Benefits of preferred stock
- Predictability. Preferred stock is paid on a regular basis and often at a fixed dividend rate, which means you’ll have a better idea of what to expect as far as returns are concerned than you might with common stock.
- Less vulnerability to market volatility. Although preferred stocks’ fixed dividend rates can respond to changing interest levels, these securities have a face value, sometimes known as a “par value,” like bonds. Unlike common stocks, their worth is not determined by market fluctuations.
- More security in the case of insolvency. Because preferred stock dividends are paid before those of common stocks, you’ll be in a better position to recoup your losses should the company you’re investing in fail.
Drawbacks of preferred stock
- Reduced or nonexistent voting rights. Unlike common stocks, preferred stocks may not come with voting rights for shareholders — or may confer only reduced voting privileges.

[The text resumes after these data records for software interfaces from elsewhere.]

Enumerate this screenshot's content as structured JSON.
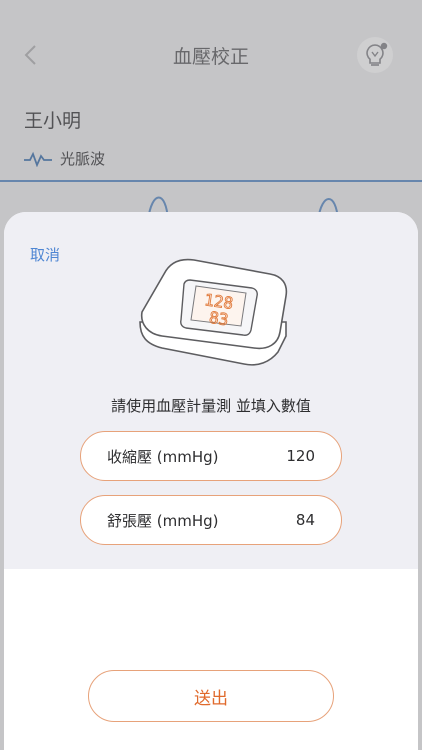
{
  "header": {
    "title": "血壓校正"
  },
  "profile": {
    "name": "王小明",
    "waveform_label": "光脈波"
  },
  "dialog": {
    "cancel_label": "取消",
    "device_display": {
      "systolic": "128",
      "diastolic": "83"
    },
    "instruction": "請使用血壓計量測 並填入數值",
    "fields": [
      {
        "label": "收縮壓 (mmHg)",
        "value": "120"
      },
      {
        "label": "舒張壓 (mmHg)",
        "value": "84"
      }
    ],
    "submit_label": "送出"
  },
  "colors": {
    "accent_orange": "#e06a2c",
    "field_border": "#e7a27a",
    "link_blue": "#4f86d3",
    "waveform_blue": "#5b7ea8"
  },
  "icons": {
    "back": "chevron-left-icon",
    "tip": "lightbulb-icon",
    "waveform": "pulse-wave-icon"
  }
}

- Less exponential growth potential. Although you generally know what you’re getting in return for your investment in preferred stock, your growth potential usually is capped at the predefined dividend payout. In the case of an outstanding success, you might have earned more if you’d purchased common stock.
- In many cases, the issuer has the right to recall or redeem preferred stock at a preset price after a certain amount of time. This is known as “callability” and can create unexpected shifts in your long-term investing strategy.
When is preferred stock advantageous?
As you can see, preferred stock inhabits a bit of a gray area. It’s usually not considered as safe as a bond and doesn’t offer quite as much earning potential as common stock.
So when is it a good idea to choose this hybrid option?
- Investing in preferred stock might be a good option for those who have a low risk tolerance but still would like to see greater returns than those available through bonds.
- Preferred stock can create a source of steady income, which can be attractive to investors with higher cash-flow needs or a shorter investment horizon.
- Preferred stock can add another layer of diversification to your portfolio, which can help your investments withstand market fluctuations and dips.
However, it’s important to keep in mind that it is a more advanced sort of investment than common stock or even bonds — which is why it’s purchased less frequently than common stock, said Malik S. Lee, certified financial planner at Felton & Peel Wealth Management.
Although the differences we’ve outlined above hold true generally, preferred stocks vary considerably in their individual features, which means it’s extra important to do your research before you make an investment. For example, not all preferred stocks are callable, but some are; dividends might be cumulative (i.e. stackable if one is deferred) or noncumulative.
In short, “they’re complicated,” as Lee put it. “Each preferred stock will have different characteristics to it. You’ve really got to dive into the prospectus and look into what you’re buying.”
Should you invest in preferred stock?
Ultimately, the only person who can decide if preferred stocks are right for your investment portfolio is you. (Although talking with a qualified financial advisor probably wouldn’t hurt, either.)
If you do decide to invest in preferred stocks, you’ll purchase them the same way you would common stocks or other securities: through a brokerage firm, which may levy certain trading and commissions costs at the time of purchase. To learn how to get started, check out our step-by-step guide to investing for beginners.